Reality check: The day before the Citizens United decision came down, rich people and corporations were still calling the shots. I worked in Congress on both the House and Senate sides, and it was clear as all day. For example, I saw the auto companies dole out a lot of campaign contributions in order to exempt trucks from the fuel efficiency standards knowing full well they would turn around and market the trucks to make money selling gas guzzling trucks instead of less gas guzzling cars. In a matter of years everyone would want a truck, or think they needed one. When I was a kid you could be made fun of if you were dropped off for school in a truck. Then rappers and movie stars were driving decked out Lincoln and Cadillac trucks on ads in print and TV. Then everyone in New Jersey -- the state with the best roads and snow removal -- all felt they needed four-wheel drive luxury gas guzzling, pollution spewing trucks. That's just one example out of oh-so-many.
So calls to go back to the good old bad days of regulating donation amounts, and increasing disclosure laws just leave me shaking my head. We are surely all doomed to dysfunctional government for time immemorial if that is what the big solution is to Citizens United.
What Citizens United did do however, was create a well-known brand for public corruption. The public now is much clearer on how bad things have actually gotten. What was missing from the "good government" movements was the ability to educate and organize the vast public on what is essentially legalized bribery.
Arizona, Maine, Connecticut, NYC, and the Big Island -- to name a few places, have publicly funded elections. Generally, the way it works is that a certain sizable number of small donations are obtained by a candidate. Then those donations are matched by the government at some significant ratio -5 to 1, 7 to 1, or whatever. Candidates spend more time listening to their constituents than high-powered well-financed lobbyists. Also, you no longer have to be rich, or know rich people, to get elected. That opens the door to teachers, social workers, community organizers, single moms, small business owners, etc. The 99 percent.
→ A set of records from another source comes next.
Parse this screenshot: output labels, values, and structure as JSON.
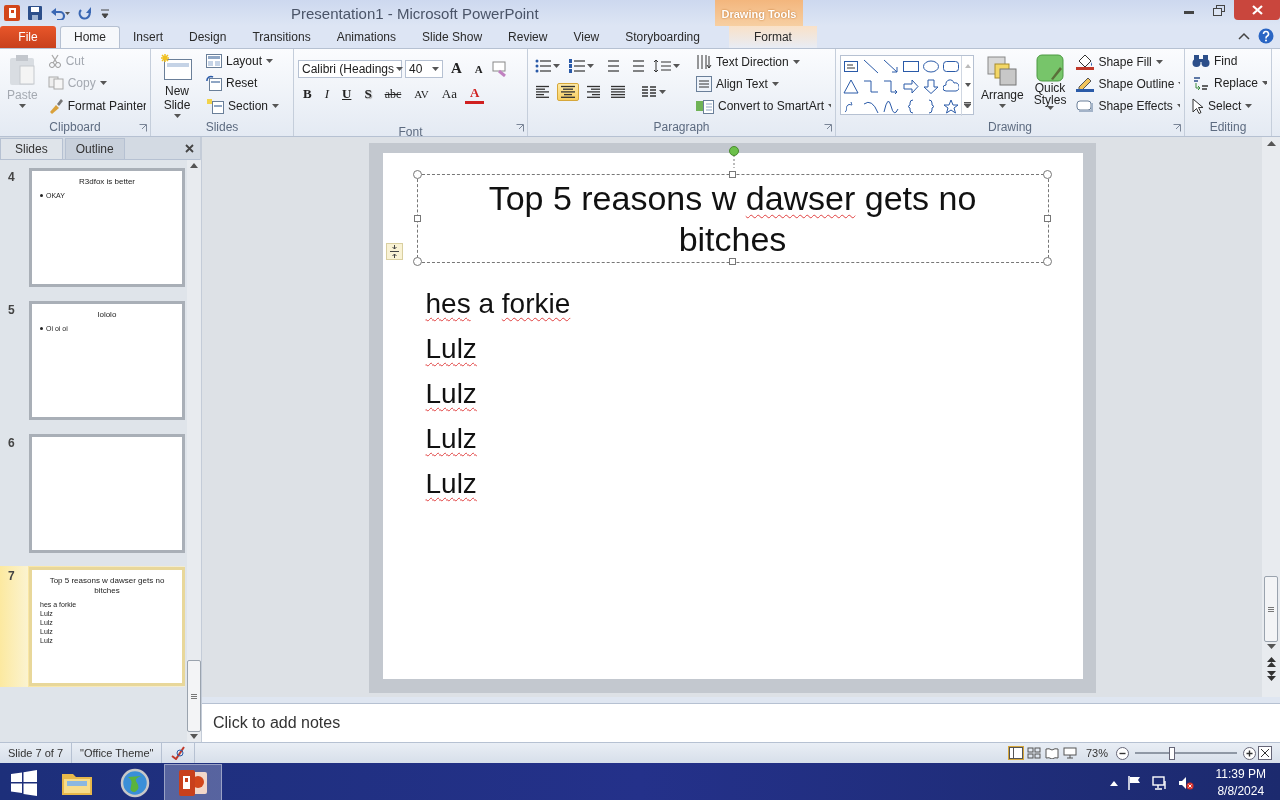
{
  "window": {
    "title": "Presentation1 - Microsoft PowerPoint",
    "contextual_group": "Drawing Tools"
  },
  "tabs": [
    {
      "label": "File",
      "kind": "file",
      "selected": false
    },
    {
      "label": "Home",
      "kind": "tab",
      "selected": true
    },
    {
      "label": "Insert",
      "kind": "tab",
      "selected": false
    },
    {
      "label": "Design",
      "kind": "tab",
      "selected": false
    },
    {
      "label": "Transitions",
      "kind": "tab",
      "selected": false
    },
    {
      "label": "Animations",
      "kind": "tab",
      "selected": false
    },
    {
      "label": "Slide Show",
      "kind": "tab",
      "selected": false
    },
    {
      "label": "Review",
      "kind": "tab",
      "selected": false
    },
    {
      "label": "View",
      "kind": "tab",
      "selected": false
    },
    {
      "label": "Storyboarding",
      "kind": "tab",
      "selected": false
    },
    {
      "label": "Format",
      "kind": "contextual",
      "selected": false
    }
  ],
  "ribbon": {
    "clipboard": {
      "label": "Clipboard",
      "paste": {
        "label": "Paste",
        "disabled": true
      },
      "items": [
        {
          "label": "Cut",
          "kind": "cut",
          "disabled": true,
          "dropdown": false
        },
        {
          "label": "Copy",
          "kind": "copy",
          "disabled": true,
          "dropdown": true
        },
        {
          "label": "Format Painter",
          "kind": "painter",
          "disabled": false,
          "dropdown": false
        }
      ]
    },
    "slides": {
      "label": "Slides",
      "new_slide": "New Slide",
      "items": [
        {
          "label": "Layout",
          "kind": "layout",
          "dropdown": true
        },
        {
          "label": "Reset",
          "kind": "reset",
          "dropdown": false
        },
        {
          "label": "Section",
          "kind": "section",
          "dropdown": true
        }
      ]
    },
    "font": {
      "label": "Font",
      "font_name": "Calibri (Headings",
      "font_size": "40",
      "grow": "A",
      "shrink": "A",
      "format_buttons": [
        {
          "label": "B",
          "kind": "bold"
        },
        {
          "label": "I",
          "kind": "italic"
        },
        {
          "label": "U",
          "kind": "underline"
        },
        {
          "label": "S",
          "kind": "shadow"
        },
        {
          "label": "abc",
          "kind": "strike"
        },
        {
          "label": "AV",
          "kind": "spacing"
        },
        {
          "label": "Aa",
          "kind": "case"
        },
        {
          "label": "A",
          "kind": "color"
        }
      ]
    },
    "paragraph": {
      "label": "Paragraph",
      "alignments": [
        {
          "kind": "left",
          "selected": false
        },
        {
          "kind": "center",
          "selected": true
        },
        {
          "kind": "right",
          "selected": false
        },
        {
          "kind": "justify",
          "selected": false
        }
      ],
      "items": [
        {
          "label": "Text Direction",
          "kind": "direction"
        },
        {
          "label": "Align Text",
          "kind": "align"
        },
        {
          "label": "Convert to SmartArt",
          "kind": "smartart"
        }
      ]
    },
    "drawing": {
      "label": "Drawing",
      "arrange": "Arrange",
      "quick_styles": "Quick Styles",
      "items": [
        {
          "label": "Shape Fill",
          "kind": "fill"
        },
        {
          "label": "Shape Outline",
          "kind": "outline"
        },
        {
          "label": "Shape Effects",
          "kind": "effects"
        }
      ]
    },
    "editing": {
      "label": "Editing",
      "items": [
        {
          "label": "Find",
          "kind": "find",
          "dropdown": false
        },
        {
          "label": "Replace",
          "kind": "replace",
          "dropdown": true
        },
        {
          "label": "Select",
          "kind": "select",
          "dropdown": true
        }
      ]
    }
  },
  "slide_pane": {
    "tabs": [
      {
        "label": "Slides",
        "selected": true
      },
      {
        "label": "Outline",
        "selected": false
      }
    ],
    "thumbnails": [
      {
        "number": "4",
        "title": "R3dfox is better",
        "body": [
          {
            "text": "OKAY",
            "bulleted": true
          }
        ],
        "selected": false
      },
      {
        "number": "5",
        "title": "lololo",
        "body": [
          {
            "text": "Oi oi oi",
            "bulleted": true
          }
        ],
        "selected": false
      },
      {
        "number": "6",
        "selected": false
      },
      {
        "number": "7",
        "title": "Top 5 reasons w dawser gets no bitches",
        "body": [
          {
            "text": "hes a forkie",
            "bulleted": false
          },
          {
            "text": "Lulz",
            "bulleted": false
          },
          {
            "text": "Lulz",
            "bulleted": false
          },
          {
            "text": "Lulz",
            "bulleted": false
          },
          {
            "text": "Lulz",
            "bulleted": false
          }
        ],
        "selected": true
      }
    ]
  },
  "slide": {
    "title": [
      {
        "text": "Top 5 reasons w",
        "misspelled": false
      },
      {
        "text": "dawser",
        "misspelled": true
      },
      {
        "text": "gets no bitches",
        "misspelled": false
      }
    ],
    "body": [
      {
        "segments": [
          {
            "text": "hes",
            "misspelled": true
          },
          {
            "text": "a",
            "misspelled": false
          },
          {
            "text": "forkie",
            "misspelled": true
          }
        ]
      },
      {
        "segments": [
          {
            "text": "Lulz",
            "misspelled": true
          }
        ]
      },
      {
        "segments": [
          {
            "text": "Lulz",
            "misspelled": true
          }
        ]
      },
      {
        "segments": [
          {
            "text": "Lulz",
            "misspelled": true
          }
        ]
      },
      {
        "segments": [
          {
            "text": "Lulz",
            "misspelled": true
          }
        ]
      }
    ]
  },
  "notes": {
    "placeholder": "Click to add notes"
  },
  "status_bar": {
    "slide_info": "Slide 7 of 7",
    "theme": "\"Office Theme\"",
    "views": [
      {
        "kind": "normal",
        "selected": true
      },
      {
        "kind": "sorter",
        "selected": false
      },
      {
        "kind": "reading",
        "selected": false
      },
      {
        "kind": "show",
        "selected": false
      }
    ],
    "zoom": "73%",
    "zoom_slider": {
      "level": 0.36
    }
  },
  "taskbar": {
    "apps": [
      {
        "kind": "folder",
        "selected": false
      },
      {
        "kind": "browser",
        "selected": false
      },
      {
        "kind": "powerpoint",
        "selected": true
      }
    ],
    "time": "11:39 PM",
    "date": "8/8/2024"
  }
}
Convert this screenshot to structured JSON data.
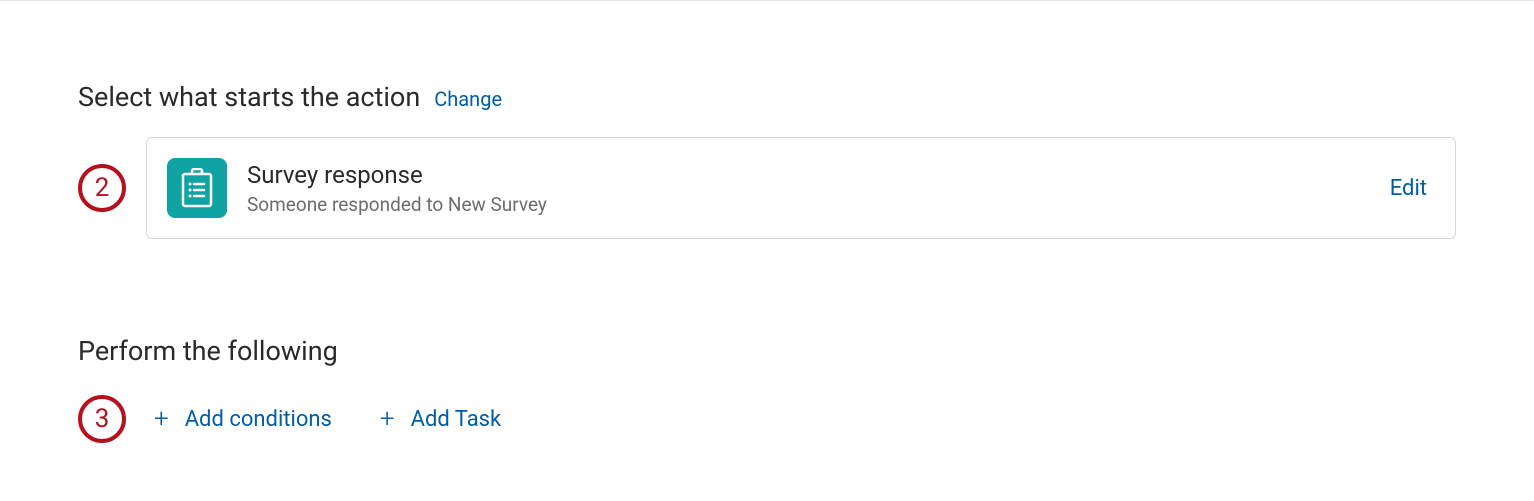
{
  "section1": {
    "title": "Select what starts the action",
    "change_label": "Change",
    "step_number": "2",
    "trigger": {
      "title": "Survey response",
      "subtitle": "Someone responded to New Survey",
      "edit_label": "Edit"
    }
  },
  "section2": {
    "title": "Perform the following",
    "step_number": "3",
    "add_conditions_label": "Add conditions",
    "add_task_label": "Add Task"
  }
}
It's a brand new day when this happens. You get a whole new slate of policies getting their fair hearing on the legislative agenda. The decisions are being made in the interest of the vast majority of people instead of the same few rich and powerful folks who call the shots no matter who is in office.
And folks, the time is now. It is an urgent moment is history. The climate crisis is not being addressed due to coal, oil, nuclear, and big ag money -- to name a few. The cost of college is tripling in one generation. Millions of unemployed people are getting their unemployment benefits cut, their food stamps cut, their job training cut, and their grants and loans to go back to college cut. All in the name of cutting the deficit to keep taxes low for the wealthiest 1 percent of the population.
In the meantime, here in Hawaii there is one single lonely little bill to have a study done to recommend legislation to implement public funding more broadly, all while funding for the one voter owned election pilot project on the Big Island is gone. There is no sign the program will be injected with funds anytime soon. Sadly, that bill cannot even get a hearing. Meanwhile, various brave and admirable movements are fighting battles in eventual losing wars to do things like stopping developers from paving over the state, stopping Monsanto from making Hawaii farmers enslaved just to pay for their seed and pesticides, stopping hedge funds from converting hotels into condos thereby leaving thousands of unemployed workers in their wake... Just to name a few Hawaii struggles.
Voter owned elections is not a panacea. There will be more work to be done, but it is the baseline for action, if the government is ever going to represent the vast majority of people. It is, after all called, democracy -- not oligarchy.